Velocity continuation and the anatomy of residual prestack time migration

Next: Kinematics of Residual DMO Up: KINEMATICS OF VELOCITY CONTINUATION Previous: Kinematics of Zero-Offset Velocity

## Kinematics of Residual NMO

The residual NMO differential equation is the second term in equation (1):
 (22)

Equation (22) does not depend on the midpoint . This fact indicates the one-dimensional nature of normal moveout. The general solution of equation (22) is obtained by simple integration. It takes the form
 (23)

where is an arbitrary velocity-independent constant, and I have chosen the constants and so that . Equation (23) is applicable only for different from zero.

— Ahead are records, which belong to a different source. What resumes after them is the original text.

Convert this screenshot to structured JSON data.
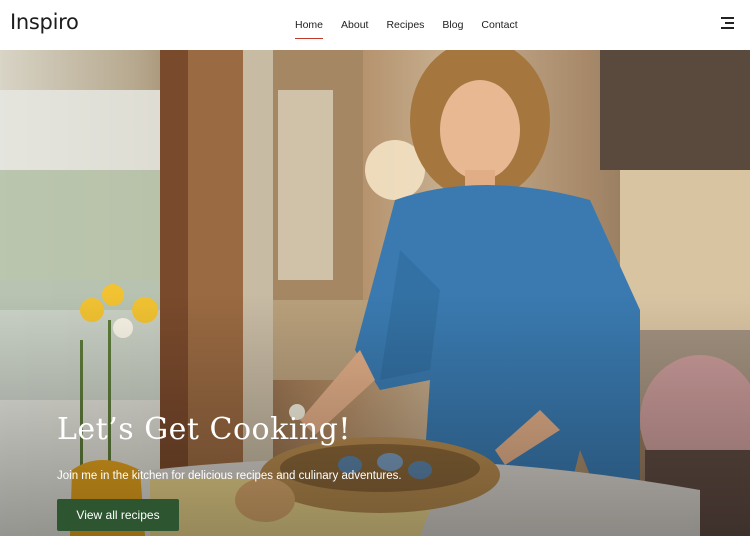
{
  "site": {
    "logo": "Inspiro"
  },
  "nav": {
    "items": [
      {
        "label": "Home",
        "active": true
      },
      {
        "label": "About"
      },
      {
        "label": "Recipes"
      },
      {
        "label": "Blog"
      },
      {
        "label": "Contact"
      }
    ],
    "menu_icon": "hamburger-menu-icon"
  },
  "hero": {
    "title": "Let’s Get Cooking!",
    "subtitle": "Join me in the kitchen for delicious recipes and culinary adventures.",
    "button_label": "View all recipes",
    "button_color": "#2c5530",
    "accent_color": "#c0392b"
  }
}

For the case of a point diffractor, equation (23) easily combines with the zero-offset solution (16). The result is a simplified approximate version of the prestack residual migration summation path:

 (24)

Summation paths of the form (24) for a set of diffractors with different depths are plotted in Figures 3 and 4. The parameters chosen in these plots allow a direct comparison with Etgen's Figures 2.4 and 2.5 (Etgen, 1990), based on the exact solution and reproduced in Figures 8 and 9. The comparison shows that the approximate solution (24) captures the main features of the prestack residual migration operator, except for the residual DMO cusps appearing in the exact solution when the diffractor depth is smaller than the offset.

vlcve1
Figure 3.
Summation paths of the simplified prestack residual migration for a series of depth diffractors. Residual slowness is 1.2; half-offset is 1 km. This figure is to be compared with Etgen's Figure 2.4, reproduced in Figure 8.

vlcve2
Figure 4.
Summation paths of the simplified prestack residual migration for a series of depth diffractors. Residual slowness is 0.8; offset is 1 km. This figure is to be compared with Etgen's Figure 2.5, reproduced in Figure 9.

Neglecting the residual DMO term in residual migration is approximately equivalent in accuracy to neglecting the DMO step in conventional processing. Indeed, as follows from the geometric analog of equation (1) derived in Appendix A [equation (A-17)], dropping the residual DMO term corresponds to the condition

 (25)

where is the dip angle, and is the reflection angle. As shown by Yilmaz and Claerbout (1980), the conventional processing sequence without the DMO step corresponds to the separable approximation of the double-square-root equation (A-4):
 (26)

where is the reflection traveltime, and and are the source and receiver coordinates: , . In geometric terms, approximation (26) transforms to
 (27)

Taking the difference of the two sides of equation (27), one can estimate its accuracy by the first term of the Taylor series for small and . The estimate is (Yilmaz and Claerbout, 1980), which agrees qualitatively with (25). Although approximation (24) fails in situations where the dip moveout correction is necessary, it is significantly more accurate than the 15-degree approximation of the double-square-root equation, implied in the migration velocity analysis method of Yilmaz and Chambers (1984) and MacKay and Abma (1992). The 15-degree approximation
 (28)

corresponds geometrically to the equation
 (29)

Its estimated accuracy (from the first term of the Taylor series) is . Unlike the separable approximation, which is accurate separately for zero offset and zero dip, the 15-degree approximation fails at zero offset in the case of a steep dip and at zero dip in the case of a large offset.

 Velocity continuation and the anatomy of residual prestack time migration

Next: Kinematics of Residual DMO Up: KINEMATICS OF VELOCITY CONTINUATION Previous: Kinematics of Zero-Offset Velocity

2014-04-01